`` Damn the world '' , she thought . She looked out at the corn field , the great green deep acres of it rolled out like the sea in the field beyond the whitewashed fence bordering the grounds . The mayor envisioned factories there . Homes and factories and schools and a big wide federal highway , instead of peaceful corn to rest your eyes on while you tried to rest your heart , while you tried not to look at the balloon and the bandstand and the uniforms and the flash of the instruments . The bands were impatient , but they were the only ones . The others , the ones in the stands , were spellbound , for hearing the mayor was for them like listening to a symphony was for sophisticated folks in New York City . It was like being in the concert hall in the afternoon and hearing the piano virtuoso rehearsing . He was good and they knew that what he was doing for them he would do all over the United States some day . So they stayed quiet and hung not on what he said but on how he said it , not listening exactly , but rather , feeling . If a man was good , if he was going to be governor , you felt it and you wanted him to go on forever . You were sorry when he finished talking because while he was up there you were someone else and the world was something else too . It was a place full of courage and hope and you were part of it . You laughed and then your chest swelled and you felt you could cry for a little bit , and then a feeling hit you like a chill in your stomach and the goose bumps rippled along your arm . He hit the theme about dying to defend your country , and you were ready to do it right then , without a second thought . While he talked you wouldn't trade being a West Tennessee farmer for being anything else in the whole damned world , no matter if it hadn't , in six weeks , rained enough to wet a rat's ass .

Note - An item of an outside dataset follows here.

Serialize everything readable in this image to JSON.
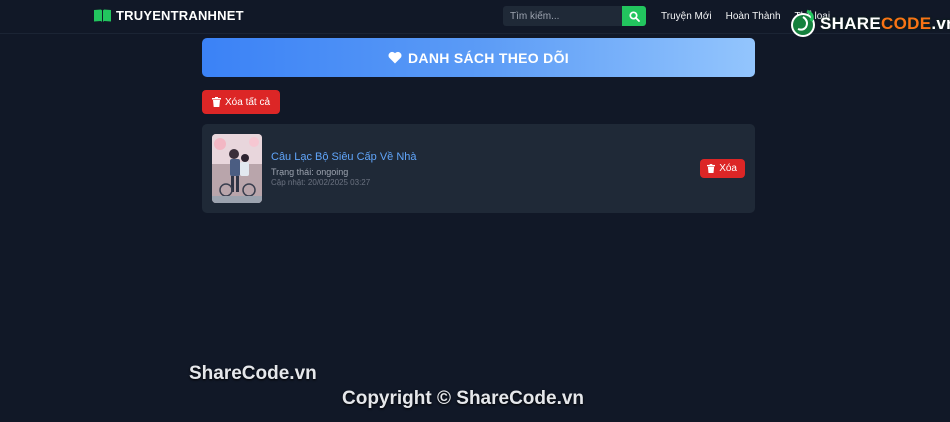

She glanced at the man nodding beside her , a man with weather cracks furrowed into his lean cheeks , with powdery pale eyes reflecting all the droughts he had seen , reflecting the sky and the drought which must follow now in August -- yes , with eyes predicting the drought and here it was only June , only festival time again and thoughts of Gratt Shafer would not leave her . `` I should have stayed at the store '' , she thought .

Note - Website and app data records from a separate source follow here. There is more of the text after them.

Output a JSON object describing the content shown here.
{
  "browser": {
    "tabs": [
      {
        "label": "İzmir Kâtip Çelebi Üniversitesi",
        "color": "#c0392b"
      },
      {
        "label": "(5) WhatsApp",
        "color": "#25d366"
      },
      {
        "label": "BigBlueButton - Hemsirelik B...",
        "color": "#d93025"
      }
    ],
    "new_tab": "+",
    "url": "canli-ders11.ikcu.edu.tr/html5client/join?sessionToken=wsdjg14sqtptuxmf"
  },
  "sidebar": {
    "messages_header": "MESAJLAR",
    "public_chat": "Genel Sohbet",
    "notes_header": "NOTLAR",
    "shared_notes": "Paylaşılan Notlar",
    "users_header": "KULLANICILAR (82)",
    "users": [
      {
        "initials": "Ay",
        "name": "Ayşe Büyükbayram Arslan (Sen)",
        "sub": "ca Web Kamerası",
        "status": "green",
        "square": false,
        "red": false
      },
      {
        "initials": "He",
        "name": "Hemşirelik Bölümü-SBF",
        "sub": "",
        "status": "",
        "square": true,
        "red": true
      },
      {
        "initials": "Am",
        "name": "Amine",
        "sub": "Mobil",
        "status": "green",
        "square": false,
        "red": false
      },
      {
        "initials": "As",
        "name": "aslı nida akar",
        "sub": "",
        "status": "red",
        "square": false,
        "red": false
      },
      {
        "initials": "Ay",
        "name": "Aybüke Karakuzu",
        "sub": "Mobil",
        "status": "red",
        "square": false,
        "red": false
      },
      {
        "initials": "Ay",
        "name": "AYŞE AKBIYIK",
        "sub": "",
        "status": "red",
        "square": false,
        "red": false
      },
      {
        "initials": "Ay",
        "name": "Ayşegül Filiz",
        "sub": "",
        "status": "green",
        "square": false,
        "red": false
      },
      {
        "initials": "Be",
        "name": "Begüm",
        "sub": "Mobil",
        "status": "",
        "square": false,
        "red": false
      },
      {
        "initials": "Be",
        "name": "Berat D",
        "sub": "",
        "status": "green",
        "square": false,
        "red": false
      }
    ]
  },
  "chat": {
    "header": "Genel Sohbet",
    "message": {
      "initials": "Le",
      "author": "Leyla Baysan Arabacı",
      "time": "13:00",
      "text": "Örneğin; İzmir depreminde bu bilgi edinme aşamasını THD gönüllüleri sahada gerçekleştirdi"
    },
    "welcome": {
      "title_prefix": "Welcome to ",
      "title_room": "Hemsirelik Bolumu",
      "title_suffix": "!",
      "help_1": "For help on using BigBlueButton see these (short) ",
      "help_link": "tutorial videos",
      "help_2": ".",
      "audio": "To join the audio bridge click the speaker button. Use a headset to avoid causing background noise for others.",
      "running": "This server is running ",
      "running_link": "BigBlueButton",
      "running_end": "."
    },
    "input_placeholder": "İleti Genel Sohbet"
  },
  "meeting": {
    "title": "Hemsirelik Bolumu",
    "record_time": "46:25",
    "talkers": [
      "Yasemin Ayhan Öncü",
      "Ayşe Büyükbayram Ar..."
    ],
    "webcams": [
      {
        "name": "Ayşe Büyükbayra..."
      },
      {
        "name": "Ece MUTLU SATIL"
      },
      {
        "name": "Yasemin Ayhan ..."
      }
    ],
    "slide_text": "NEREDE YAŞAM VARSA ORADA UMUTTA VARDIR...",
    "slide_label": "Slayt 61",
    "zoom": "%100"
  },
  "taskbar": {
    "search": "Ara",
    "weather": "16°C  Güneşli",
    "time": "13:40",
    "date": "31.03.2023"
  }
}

Back at the Factory-to-You with the other old maids , back there she was the youngest clerk and she was thirty-four , which made her young enough to resent the usual ideal working conditions , like the unventilated toilet with the door you had to hold shut while you sat down . There was no lock because Herman didn't allow a lock . A lock on the toilet would encourage malingering and primping . The toilet hadn't had a sincere scrubbing in years and there were things written on the walls of the little boxed-in place because you couldn't keep the public out -- entirely . She could not count the times Herman had rapped on the door , just a couple of bangs that shook the whole damned closet and might , someday , break away the pipe connections from the wall . The two little bangs meant that he was getting impatient to have a crowd of customers waited on and that if he had to he would jerk open the door and drag out , by the opposite door handle which she would be clutching , whichever-the-hell clerk it was who thought she could waste so much store time on the pot .

And the hours were six-thirty in the morning until eleven at night on Saturdays and during sales , and there were no chairs and you couldn't smoke and the cooling was overhead fans and there was no porter or janitor .